Exercise goal:
Read through the material below and copy each line in which the word "What" occurs.

Records for this exercise:
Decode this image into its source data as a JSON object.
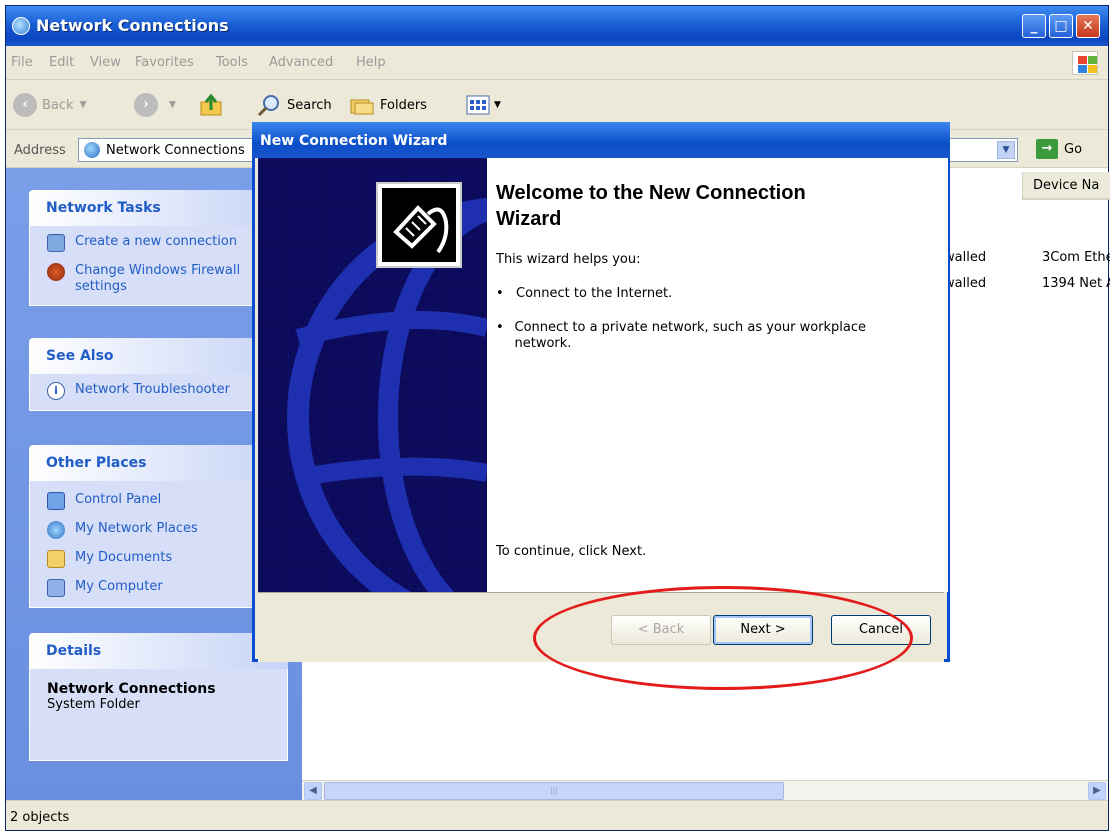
{
  "window": {
    "title": "Network Connections",
    "controls": [
      "minimize",
      "maximize",
      "close"
    ]
  },
  "menu": [
    "File",
    "Edit",
    "View",
    "Favorites",
    "Tools",
    "Advanced",
    "Help"
  ],
  "toolbar": {
    "back": "Back",
    "search": "Search",
    "folders": "Folders"
  },
  "address": {
    "label": "Address",
    "value": "Network Connections",
    "go": "Go"
  },
  "sidebar": {
    "network_tasks": {
      "title": "Network Tasks",
      "items": [
        "Create a new connection",
        "Change Windows Firewall settings"
      ]
    },
    "see_also": {
      "title": "See Also",
      "items": [
        "Network Troubleshooter"
      ]
    },
    "other_places": {
      "title": "Other Places",
      "items": [
        "Control Panel",
        "My Network Places",
        "My Documents",
        "My Computer"
      ]
    },
    "details": {
      "title": "Details",
      "name": "Network Connections",
      "type": "System Folder"
    }
  },
  "list": {
    "column": "Device Na",
    "rows": [
      {
        "status": "walled",
        "device": "3Com Ethe"
      },
      {
        "status": "walled",
        "device": "1394 Net A"
      }
    ]
  },
  "status": "2 objects",
  "wizard": {
    "title": "New Connection Wizard",
    "heading": "Welcome to the New Connection Wizard",
    "intro": "This wizard helps you:",
    "bullets": [
      "Connect to the Internet.",
      "Connect to a private network, such as your workplace network."
    ],
    "continue": "To continue, click Next.",
    "buttons": {
      "back": "< Back",
      "next": "Next >",
      "cancel": "Cancel"
    }
  },
  "colors": {
    "title_blue": "#0b47c2",
    "task_link": "#215dc6",
    "highlight": "#e31b1b"
  }
}
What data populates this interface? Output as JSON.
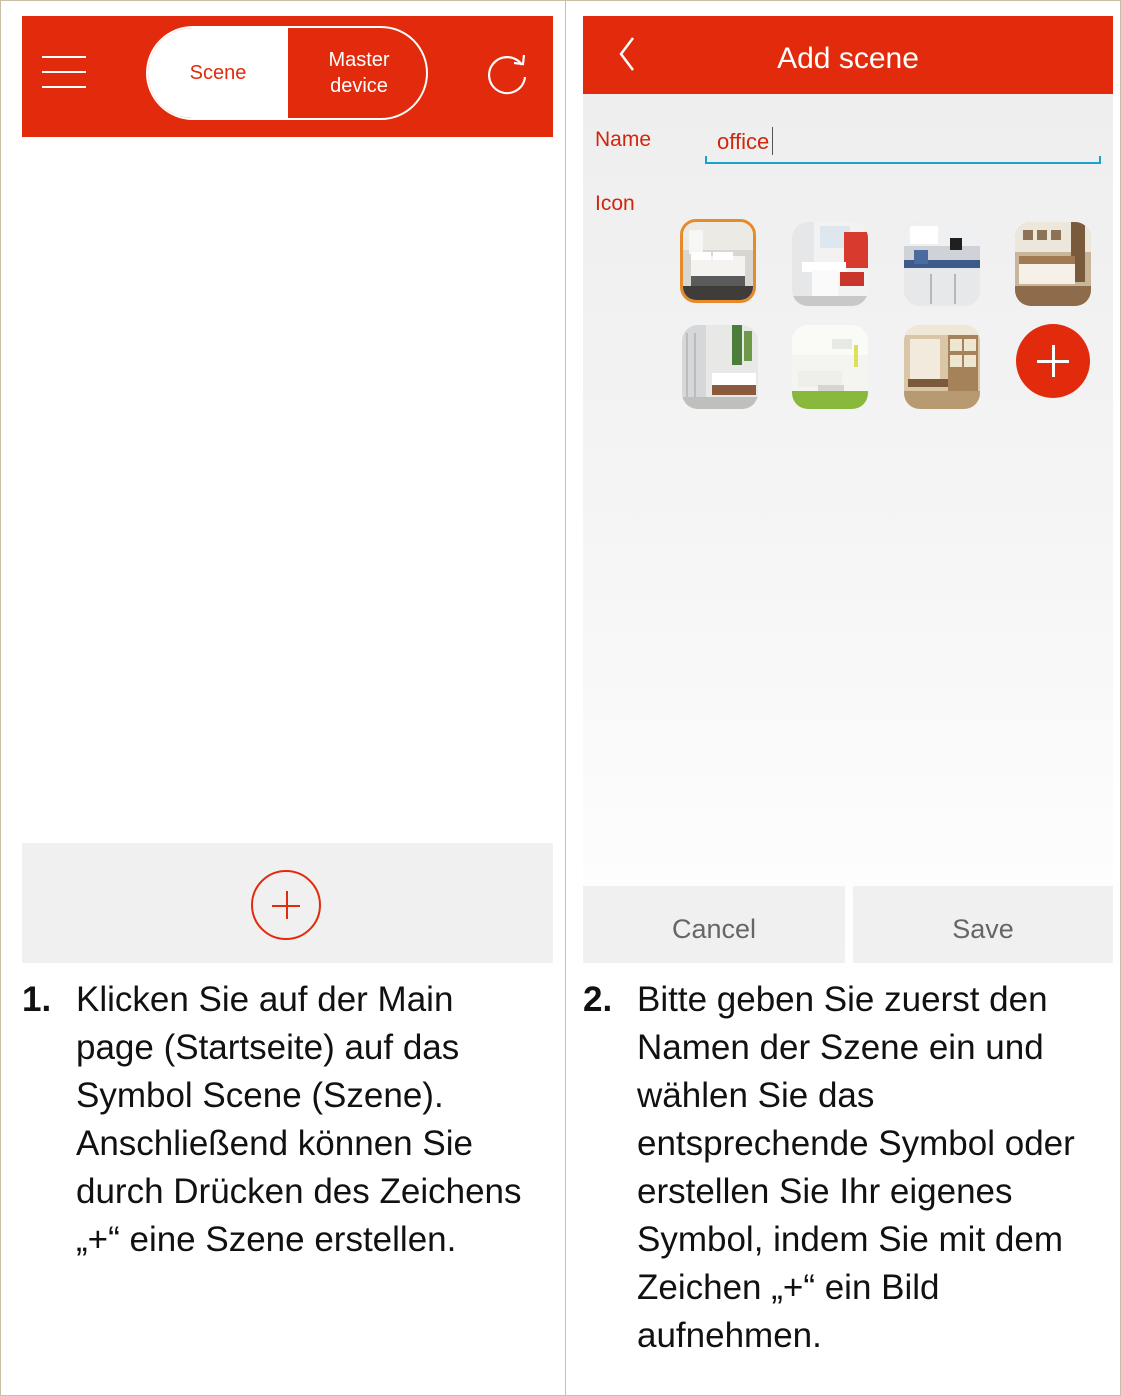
{
  "left_screen": {
    "toggle": {
      "scene_label": "Scene",
      "master_label": "Master\ndevice"
    },
    "icons": {
      "menu": "hamburger-menu-icon",
      "refresh": "refresh-icon",
      "add": "plus-circle-icon"
    }
  },
  "right_screen": {
    "title": "Add scene",
    "name_label": "Name",
    "name_value": "office",
    "icon_label": "Icon",
    "thumbnails": [
      {
        "name": "bedroom",
        "selected": true
      },
      {
        "name": "kitchen-white-red",
        "selected": false
      },
      {
        "name": "kitchen-blue",
        "selected": false
      },
      {
        "name": "bedroom-wood",
        "selected": false
      },
      {
        "name": "bathroom",
        "selected": false
      },
      {
        "name": "living-room",
        "selected": false
      },
      {
        "name": "study",
        "selected": false
      }
    ],
    "cancel_label": "Cancel",
    "save_label": "Save"
  },
  "captions": {
    "step1_num": "1.",
    "step1_lines": [
      "Klicken Sie auf der Main",
      "page (Startseite) auf das",
      "Symbol Scene (Szene).",
      "Anschließend können Sie",
      "durch Drücken des Zeichens",
      "„+“ eine Szene erstellen."
    ],
    "step2_num": "2.",
    "step2_lines": [
      "Bitte geben Sie zuerst den",
      "Namen der Szene ein und",
      "wählen Sie das",
      "entsprechende Symbol oder",
      "erstellen Sie Ihr eigenes",
      "Symbol, indem Sie mit dem",
      "Zeichen „+“ ein Bild",
      "aufnehmen."
    ]
  },
  "colors": {
    "accent": "#e22b0c",
    "input_line": "#1aa3c8",
    "selected_border": "#e68a2c"
  }
}
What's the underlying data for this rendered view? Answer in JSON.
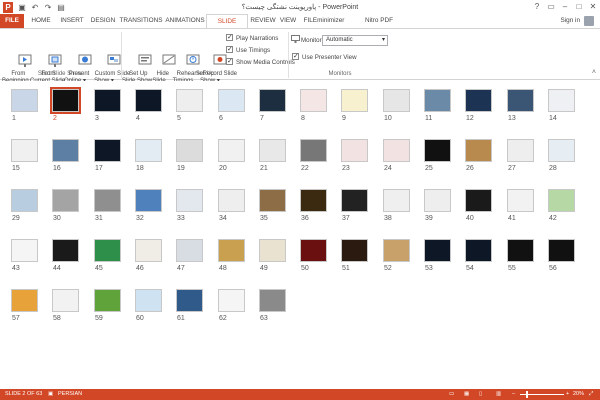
{
  "window": {
    "title": "پاورپوینت نشتگی چیست؟ - PowerPoint"
  },
  "quick_access": [
    "save-icon",
    "undo-icon",
    "redo-icon",
    "slideshow-icon"
  ],
  "window_controls": [
    "?",
    "▭",
    "–",
    "□",
    "✕"
  ],
  "tabs": [
    {
      "label": "FILE"
    },
    {
      "label": "HOME"
    },
    {
      "label": "INSERT"
    },
    {
      "label": "DESIGN"
    },
    {
      "label": "TRANSITIONS"
    },
    {
      "label": "ANIMATIONS"
    },
    {
      "label": "SLIDE SHOW"
    },
    {
      "label": "REVIEW"
    },
    {
      "label": "VIEW"
    },
    {
      "label": "FILEminimizer"
    },
    {
      "label": "Nitro PDF Professional"
    }
  ],
  "account": {
    "sign_in": "Sign in"
  },
  "ribbon": {
    "start_group": {
      "label": "Start Slide Show",
      "from_beginning": "From\nBeginning",
      "from_current": "From\nCurrent Slide",
      "present_online": "Present\nOnline ▾",
      "custom_show": "Custom Slide\nShow ▾"
    },
    "setup_group": {
      "label": "Set Up",
      "setup_show": "Set Up\nSlide Show",
      "hide_slide": "Hide\nSlide",
      "rehearse": "Rehearse\nTimings",
      "record": "Record Slide\nShow ▾",
      "play_narrations": "Play Narrations",
      "use_timings": "Use Timings",
      "show_media_controls": "Show Media Controls"
    },
    "monitors_group": {
      "label": "Monitors",
      "monitor_label": "Monitor:",
      "monitor_value": "Automatic",
      "presenter_view": "Use Presenter View"
    }
  },
  "slides": [
    {
      "n": "1",
      "c": "#c8d6e8"
    },
    {
      "n": "2",
      "c": "#111111"
    },
    {
      "n": "3",
      "c": "#0d1726"
    },
    {
      "n": "4",
      "c": "#0d1726"
    },
    {
      "n": "5",
      "c": "#eeeeee"
    },
    {
      "n": "6",
      "c": "#dbe7f2"
    },
    {
      "n": "7",
      "c": "#1d2e40"
    },
    {
      "n": "8",
      "c": "#f5e6e6"
    },
    {
      "n": "9",
      "c": "#f7f1d0"
    },
    {
      "n": "10",
      "c": "#e6e6e6"
    },
    {
      "n": "11",
      "c": "#6a8aa8"
    },
    {
      "n": "12",
      "c": "#1c3354"
    },
    {
      "n": "13",
      "c": "#3a5674"
    },
    {
      "n": "14",
      "c": "#eef0f3"
    },
    {
      "n": "15",
      "c": "#f0f0f0"
    },
    {
      "n": "16",
      "c": "#5d7fa3"
    },
    {
      "n": "17",
      "c": "#0d1726"
    },
    {
      "n": "18",
      "c": "#e3ebf3"
    },
    {
      "n": "19",
      "c": "#dcdcdc"
    },
    {
      "n": "20",
      "c": "#f1f1f1"
    },
    {
      "n": "21",
      "c": "#e8e8e8"
    },
    {
      "n": "22",
      "c": "#777777"
    },
    {
      "n": "23",
      "c": "#f3e2e2"
    },
    {
      "n": "24",
      "c": "#f3e2e2"
    },
    {
      "n": "25",
      "c": "#111111"
    },
    {
      "n": "26",
      "c": "#b98a4e"
    },
    {
      "n": "27",
      "c": "#eeeeee"
    },
    {
      "n": "28",
      "c": "#e6edf3"
    },
    {
      "n": "29",
      "c": "#b9cde0"
    },
    {
      "n": "30",
      "c": "#a4a4a4"
    },
    {
      "n": "31",
      "c": "#8f8f8f"
    },
    {
      "n": "32",
      "c": "#4f81bd"
    },
    {
      "n": "33",
      "c": "#e3e8ee"
    },
    {
      "n": "34",
      "c": "#eeeeee"
    },
    {
      "n": "35",
      "c": "#8c6d46"
    },
    {
      "n": "36",
      "c": "#3b2a10"
    },
    {
      "n": "37",
      "c": "#222222"
    },
    {
      "n": "38",
      "c": "#efefef"
    },
    {
      "n": "39",
      "c": "#eeeeee"
    },
    {
      "n": "40",
      "c": "#1a1a1a"
    },
    {
      "n": "41",
      "c": "#f2f2f2"
    },
    {
      "n": "42",
      "c": "#b5d8a5"
    },
    {
      "n": "43",
      "c": "#f5f5f5"
    },
    {
      "n": "44",
      "c": "#1a1a1a"
    },
    {
      "n": "45",
      "c": "#2e8f4a"
    },
    {
      "n": "46",
      "c": "#f0ece6"
    },
    {
      "n": "47",
      "c": "#d8dde3"
    },
    {
      "n": "48",
      "c": "#c9a050"
    },
    {
      "n": "49",
      "c": "#e9e2d0"
    },
    {
      "n": "50",
      "c": "#6b1010"
    },
    {
      "n": "51",
      "c": "#2a1a10"
    },
    {
      "n": "52",
      "c": "#c8a16a"
    },
    {
      "n": "53",
      "c": "#0d1726"
    },
    {
      "n": "54",
      "c": "#0d1726"
    },
    {
      "n": "55",
      "c": "#111111"
    },
    {
      "n": "56",
      "c": "#111111"
    },
    {
      "n": "57",
      "c": "#e8a23a"
    },
    {
      "n": "58",
      "c": "#f2f2f2"
    },
    {
      "n": "59",
      "c": "#5fa33a"
    },
    {
      "n": "60",
      "c": "#cfe2f2"
    },
    {
      "n": "61",
      "c": "#2f5a8a"
    },
    {
      "n": "62",
      "c": "#f5f5f5"
    },
    {
      "n": "63",
      "c": "#8a8a8a"
    }
  ],
  "selected_slide": "2",
  "statusbar": {
    "slide_info": "SLIDE 2 OF 63",
    "language": "PERSIAN",
    "zoom_minus": "–",
    "zoom_plus": "+",
    "zoom": "20%"
  },
  "colors": {
    "accent": "#d24726"
  }
}
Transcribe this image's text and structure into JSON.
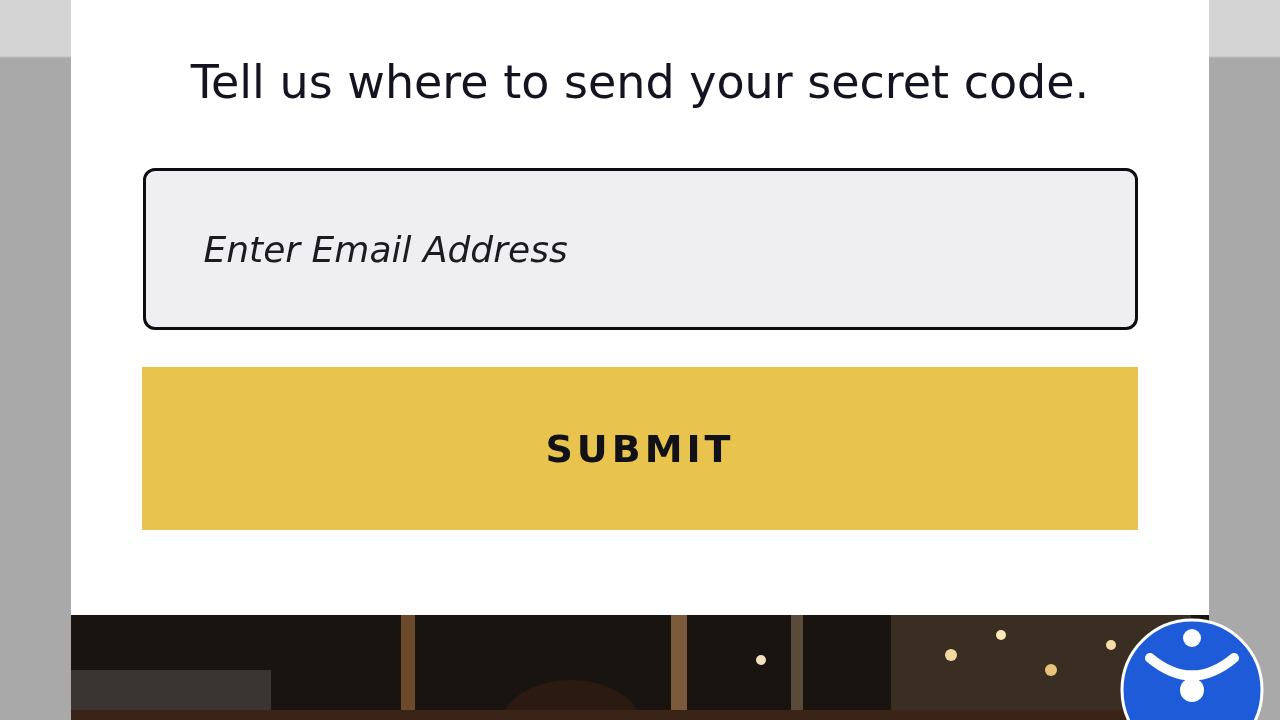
{
  "heading": "Tell us where to send your secret code.",
  "email_field": {
    "placeholder": "Enter Email Address"
  },
  "submit_button": {
    "label": "SUBMIT"
  }
}
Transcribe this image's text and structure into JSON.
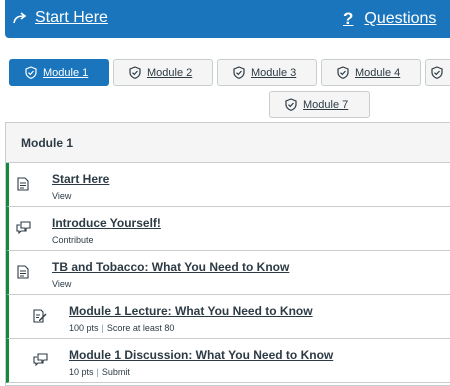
{
  "topbar": {
    "start_label": "Start Here",
    "questions_label": "Questions",
    "question_mark": "?"
  },
  "tabs": [
    {
      "label": "Module 1",
      "active": true
    },
    {
      "label": "Module 2"
    },
    {
      "label": "Module 3"
    },
    {
      "label": "Module 4"
    },
    {
      "label": ""
    },
    {
      "label": "Module 7"
    }
  ],
  "module": {
    "title": "Module 1",
    "items": [
      {
        "title": "Start Here",
        "meta": "View",
        "icon": "page-icon"
      },
      {
        "title": "Introduce Yourself!",
        "meta": "Contribute",
        "icon": "discussion-icon"
      },
      {
        "title": "TB and Tobacco: What You Need to Know",
        "meta": "View",
        "icon": "page-icon"
      },
      {
        "title": "Module 1 Lecture: What You Need to Know",
        "pts": "100 pts",
        "meta": "Score at least 80",
        "icon": "quiz-icon"
      },
      {
        "title": "Module 1 Discussion: What You Need to Know",
        "pts": "10 pts",
        "meta": "Submit",
        "icon": "discussion-icon"
      }
    ]
  },
  "colors": {
    "accent": "#1b75bc",
    "complete_bar": "#14893c"
  }
}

Solution to this exercise:
What data populates this interface? Output as JSON.
What's the underlying data for this rendered view? Answer in JSON.
        "title": "TB and Tobacco: What You Need to Know",
        "title": "Module 1 Lecture: What You Need to Know",
        "title": "Module 1 Discussion: What You Need to Know",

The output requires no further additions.